• PROBLEM REQUIREMENTS:
All lines in the records that carry the string "information" are to be shown.

......

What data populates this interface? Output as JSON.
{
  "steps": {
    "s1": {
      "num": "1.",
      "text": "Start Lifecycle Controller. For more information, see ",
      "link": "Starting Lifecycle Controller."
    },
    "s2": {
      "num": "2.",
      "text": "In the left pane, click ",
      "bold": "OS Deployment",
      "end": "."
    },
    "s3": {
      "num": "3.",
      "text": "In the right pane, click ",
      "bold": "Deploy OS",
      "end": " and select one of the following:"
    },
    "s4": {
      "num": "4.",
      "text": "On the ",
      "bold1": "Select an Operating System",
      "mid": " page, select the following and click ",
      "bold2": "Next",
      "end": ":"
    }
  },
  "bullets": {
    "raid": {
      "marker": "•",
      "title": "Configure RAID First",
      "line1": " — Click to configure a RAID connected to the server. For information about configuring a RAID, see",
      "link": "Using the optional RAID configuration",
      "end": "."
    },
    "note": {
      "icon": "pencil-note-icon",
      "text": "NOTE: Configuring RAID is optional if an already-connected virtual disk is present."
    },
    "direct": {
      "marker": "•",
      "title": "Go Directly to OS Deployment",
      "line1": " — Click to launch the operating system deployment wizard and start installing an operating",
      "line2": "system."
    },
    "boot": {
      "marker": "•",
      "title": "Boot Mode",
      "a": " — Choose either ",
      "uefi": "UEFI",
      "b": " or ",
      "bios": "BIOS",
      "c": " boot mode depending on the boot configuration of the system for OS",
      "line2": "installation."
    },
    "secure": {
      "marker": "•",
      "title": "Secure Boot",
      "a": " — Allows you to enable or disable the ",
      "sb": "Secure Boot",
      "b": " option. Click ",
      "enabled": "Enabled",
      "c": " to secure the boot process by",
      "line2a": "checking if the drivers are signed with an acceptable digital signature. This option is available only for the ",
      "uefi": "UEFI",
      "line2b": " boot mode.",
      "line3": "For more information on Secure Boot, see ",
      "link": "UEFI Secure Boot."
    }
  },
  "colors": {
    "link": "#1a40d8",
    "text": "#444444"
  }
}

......

• RESPONSE FOR THIS EXERCISE:
      "text": "Start Lifecycle Controller. For more information, see ",
      "line1": " — Click to configure a RAID connected to the server. For information about configuring a RAID, see",
      "line3": "For more information on Secure Boot, see ",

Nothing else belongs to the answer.